Otis Air Field/Litchfield, N.Y. – February 14, 1943

Otis Air Field, Falmouth, Massachusetts/Litchfield, New York

February 14, 1943


B-25C Twin-Engine Bomber - U.S. Air Force Photo

B-25C Twin-Engine Bomber – U.S. Air Force Photo

     At 6:23 p.m. on February 14, 1943, a U.S. Army B-25C, twin-engine bomber, (#42-53401), left Rome, New York, en-route to its home base at Otis Air Field in Falmouth, Massachusetts.  The temperature that evening was well below zero, and snow was falling.  Near Albany, New York, the aircraft encountered blizzard conditions and was forced to turn back towards Rome.  As the plane flew over the Mohawk Valley it is speculated that the pilot began looking for a place to make an emergency landing because witnesses remembered hearing the plane circling, and seeing a pink flare light up the sky shortly the B-25 crashed in an area of the town of Litchfield known as “Cranes Corners”.    

     The crash occurred at 7:25 p.m. on the farm of John Wheelock. (Contemporary maps show a Wheelock Road in Litchfield.)  According to one newspaper account, “The bomber, which plowed though the snow as it crashed, burrowed through the field and skidded along to the road, stopping less than 200 yards from the Richards’ home.”  Debris was scattered over a wide area and the plane burned on impact.  There were no survivors.

     Volunteer fire crews from the town of Ilion, (which is about six miles to the north), arrived with great difficulty, hampered by mounting snow drifts, sub-zero temperatures, and gale-force winds.  A snow plow from the town of Litchfield managed to clear a path to the site.  Many of the first responders, which besides the firemen, included state and local police, and military personnel from Rome, suffered frostbite due to the extreme weather conditions. 

     The B-25 took down power lines which left many area homes in darkness. 

     The dead were identified as:

     (Pilot) 1st Lt. John R. Rogers, of Gouverneur, New York. 

     (Co-pilot) 2nd Lt. Richard Lee Vance, of Scraggy Neck, Cataumet, (Town of Bourne) Massachusetts.  He was 21-years-old.  he’s buried in Greenlawn cemetery in Columbus, Ohio.     

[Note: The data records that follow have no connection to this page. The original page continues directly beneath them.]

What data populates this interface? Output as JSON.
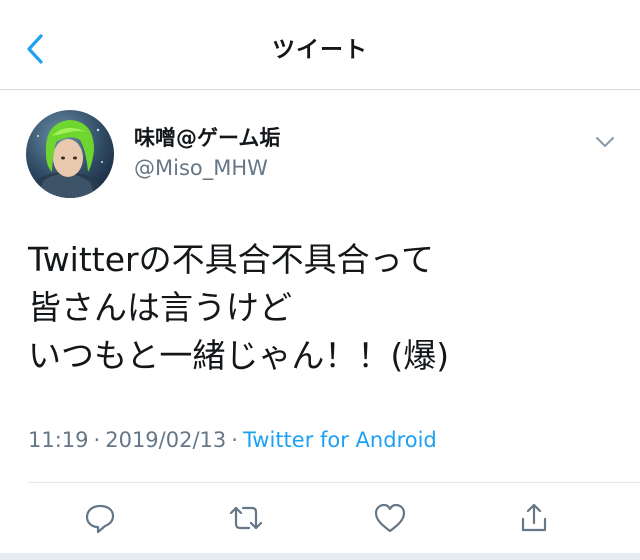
{
  "nav": {
    "title": "ツイート",
    "back_icon": "chevron-left-icon"
  },
  "author": {
    "display_name": "味噌@ゲーム垢",
    "handle": "@Miso_MHW",
    "avatar": "green-haired-character-avatar"
  },
  "tweet": {
    "lines": [
      "Twitterの不具合不具合って",
      "皆さんは言うけど",
      "いつもと一緒じゃん！！(爆)"
    ],
    "time": "11:19",
    "date": "2019/02/13",
    "separator": "·",
    "source": "Twitter for Android"
  },
  "actions": {
    "reply_icon": "speech-bubble-icon",
    "retweet_icon": "retweet-arrows-icon",
    "like_icon": "heart-icon",
    "share_icon": "share-upload-icon"
  },
  "colors": {
    "accent": "#1da1f2",
    "icon_gray": "#657786",
    "text": "#14171a"
  }
}
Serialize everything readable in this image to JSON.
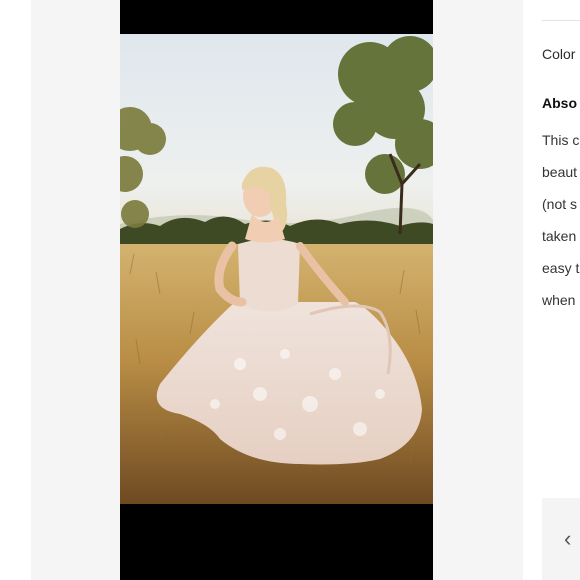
{
  "product_photo": {
    "alt_description": ""
  },
  "details": {
    "color_label": "Color",
    "section_heading": "Abso",
    "description_lines": [
      "This c",
      "beaut",
      "(not s",
      "taken",
      "easy t",
      "when"
    ]
  },
  "carousel": {
    "prev_icon": "chevron-left-icon",
    "prev_glyph": "‹"
  }
}
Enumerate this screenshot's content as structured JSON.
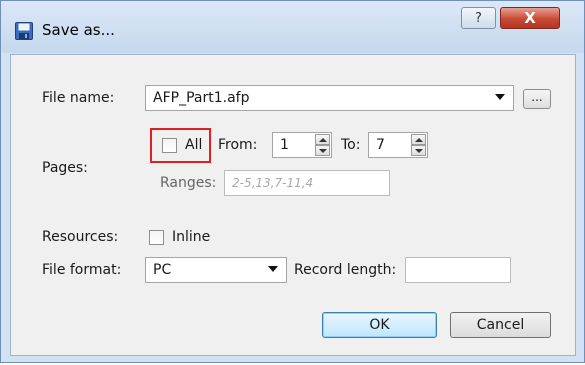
{
  "window": {
    "title": "Save as...",
    "help_label": "?",
    "close_label": "X"
  },
  "file_name": {
    "label": "File name:",
    "value": "AFP_Part1.afp",
    "browse_label": "..."
  },
  "pages": {
    "label": "Pages:",
    "all_label": "All",
    "from_label": "From:",
    "from_value": "1",
    "to_label": "To:",
    "to_value": "7",
    "ranges_label": "Ranges:",
    "ranges_placeholder": "2-5,13,7-11,4"
  },
  "resources": {
    "label": "Resources:",
    "inline_label": "Inline"
  },
  "file_format": {
    "label": "File format:",
    "value": "PC",
    "record_length_label": "Record length:",
    "record_length_value": ""
  },
  "buttons": {
    "ok_label": "OK",
    "cancel_label": "Cancel"
  },
  "colors": {
    "highlight": "#e02020",
    "ok_button": "#bee6fd",
    "close_button": "#c74a36"
  }
}
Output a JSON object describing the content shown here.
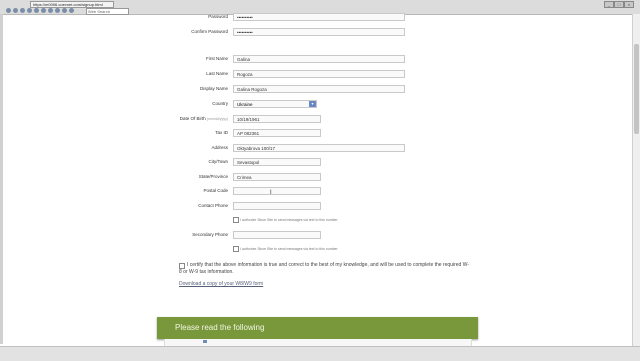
{
  "browser": {
    "url": "https://m0096.coevnet.com/signup.html",
    "search_placeholder": "Web Search"
  },
  "form": {
    "password": {
      "label": "Password",
      "value": "••••••••••"
    },
    "confirm_password": {
      "label": "Confirm Password",
      "value": "••••••••••"
    },
    "first_name": {
      "label": "First Name",
      "value": "Galina"
    },
    "last_name": {
      "label": "Last Name",
      "value": "Rogoza"
    },
    "display_name": {
      "label": "Display Name",
      "value": "Galina Rogoza"
    },
    "country": {
      "label": "Country",
      "value": "Ukraine"
    },
    "dob": {
      "label": "Date Of Birth",
      "hint": "(mm/dd/yyyy)",
      "value": "10/19/1961"
    },
    "tax_id": {
      "label": "Tax ID",
      "value": "AP 082361"
    },
    "address": {
      "label": "Address",
      "value": "Oktyabrova 100/17"
    },
    "city": {
      "label": "City/Town",
      "value": "Sevastopol"
    },
    "state": {
      "label": "State/Province",
      "value": "Crimea"
    },
    "postal": {
      "label": "Postal Code",
      "value": ""
    },
    "contact_phone": {
      "label": "Contact Phone",
      "value": ""
    },
    "contact_sms_note": "I authorize Since Site to send messages via text to this number",
    "secondary_phone": {
      "label": "Secondary Phone",
      "value": ""
    },
    "secondary_sms_note": "I authorize Since Site to send messages via text to this number"
  },
  "certify_text": "I certify that the above information is true and correct to the best of my knowledge, and will be used to complete the required W-8 or W-9 tax information.",
  "download_link": "Download a copy of your W8/W9 form",
  "banner_title": "Please read the following",
  "accent": "#79983b"
}
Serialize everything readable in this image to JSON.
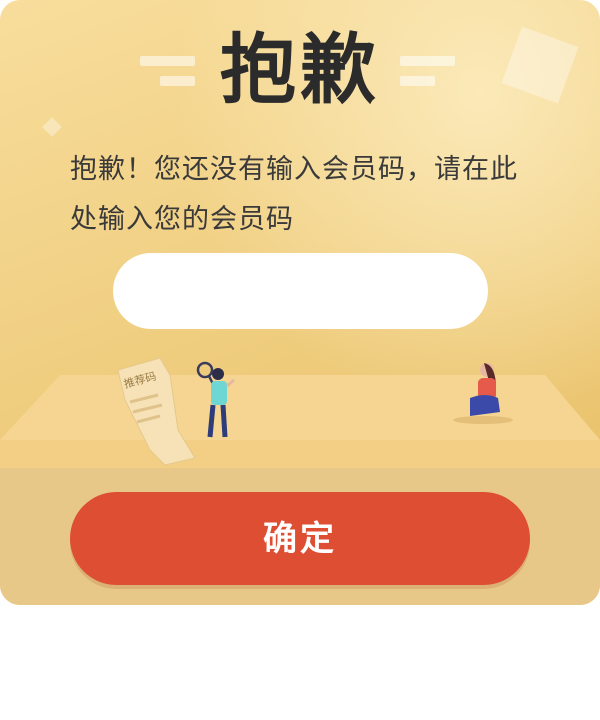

     (Crew Chief) Technical Sergeant Arthur A. Sobczak, of Milwaukie, Wisconsin.  (This name is misspelled in newspaper and other accounts as “Sobzak”.  The correct spelling is “Sobczak”) T/Sgt. Sobczak is buried in St. Adalbert’s Cemetery, Milwaukie, Wisconsin, Section 15, Block 8, Lot 20.  (Findagrave.com Memorial # 115077354)

     The men were assigned to the 14th Anti-Submarine Squadron stationed at Otis Field.


     Rome Daily Sentinel, “Three Airmen Killed After Leaving Rome”, February 15, 1943, pg. 2

     (Unknown Newspaper), “Cold, Snow, Wind Hamper Salvage Of Wrecked Plane”, February 18, 1943 

     (Book) Litchfield Through The Years, by the Litchfield Historical Committee, C. 1976


     With thanks to the Ilion Free Public Library, Ilion, N.Y.



Return to Top ▲Return to Top ▲